Published on: February 10, 2012 | Principle 2 | Comments: 0


Free Speech Debate launch with Jimmy Wales

For those of you who missed it first time round, here's Timothy Garton Ash, director of Free Speech Debate, speaking to the Wikipedia co-founder, a day after the encyclopedia's English pages were blacked out in protest against two anti-piracy bills in the US. They talk about SOPA and PIPA, the controversial Muhammad cartoons and Wikipedia's decision to go dark.

Published on: February 10, 2012 | Principle 1 | Comments: 0


Ezra Levant: public powers are the real threat to internet freedom

Private powers are not a "large threat" to free speech, the Canadian lawyer and publisher tells Katie Engelhart.

Published on: February 10, 2012 | Principle 10 | Comments: 1

(Photo by William Andrew)

Real names vs pseudonyms

Are Google+ and Facebook right to ban pseudonyms?
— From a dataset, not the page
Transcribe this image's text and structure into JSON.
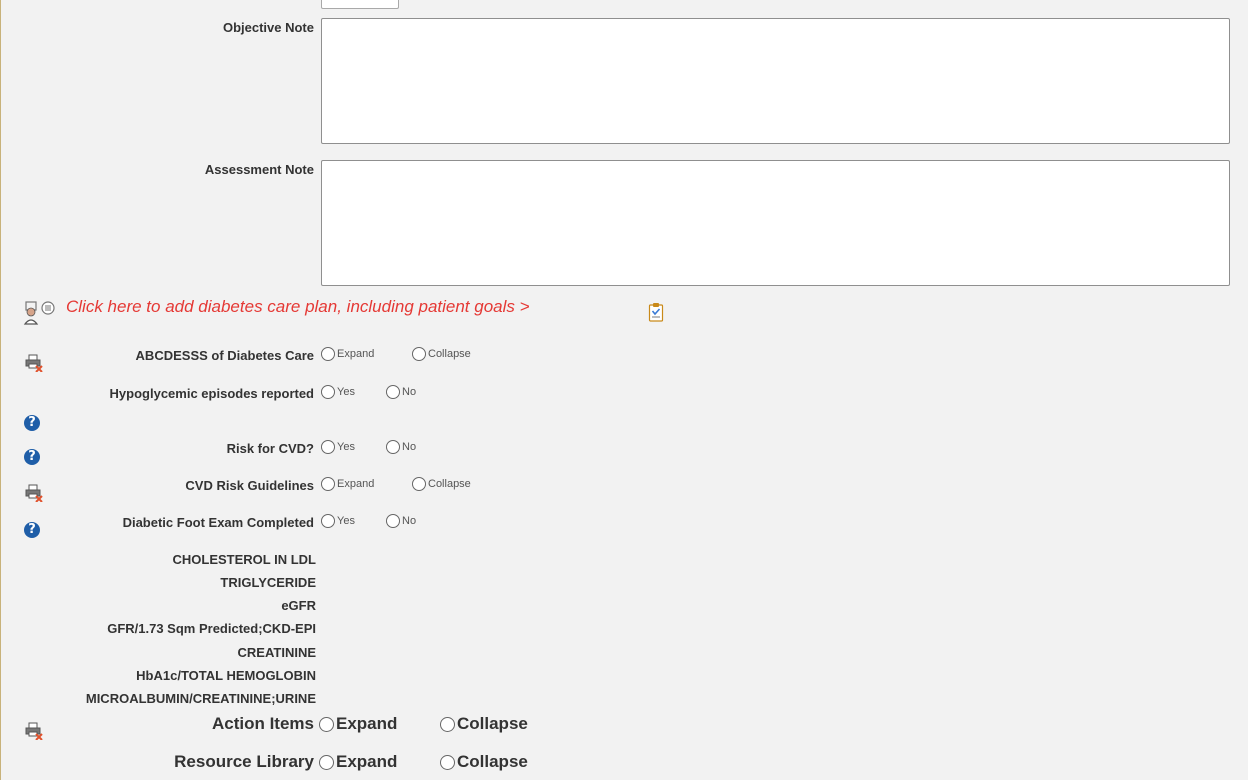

Voice your opinion here.

Published on: February 10, 2012 | Principle 1 | Comments: 13

Social Networking And Blogging Website Twitter

Twitter’s new censorship policy

Twitter's plans to censor tweets on a country-by-country basis led to an angry backlash by users. Judith Bruhn looks at the microblog's policy in more detail.

Published on: February 1, 2012 | Principle 2 | Comments: 0

Free Speech Debate is a research project of the Dahrendorf Programme for the Study of Freedom at St Antony's College in the University of Oxford.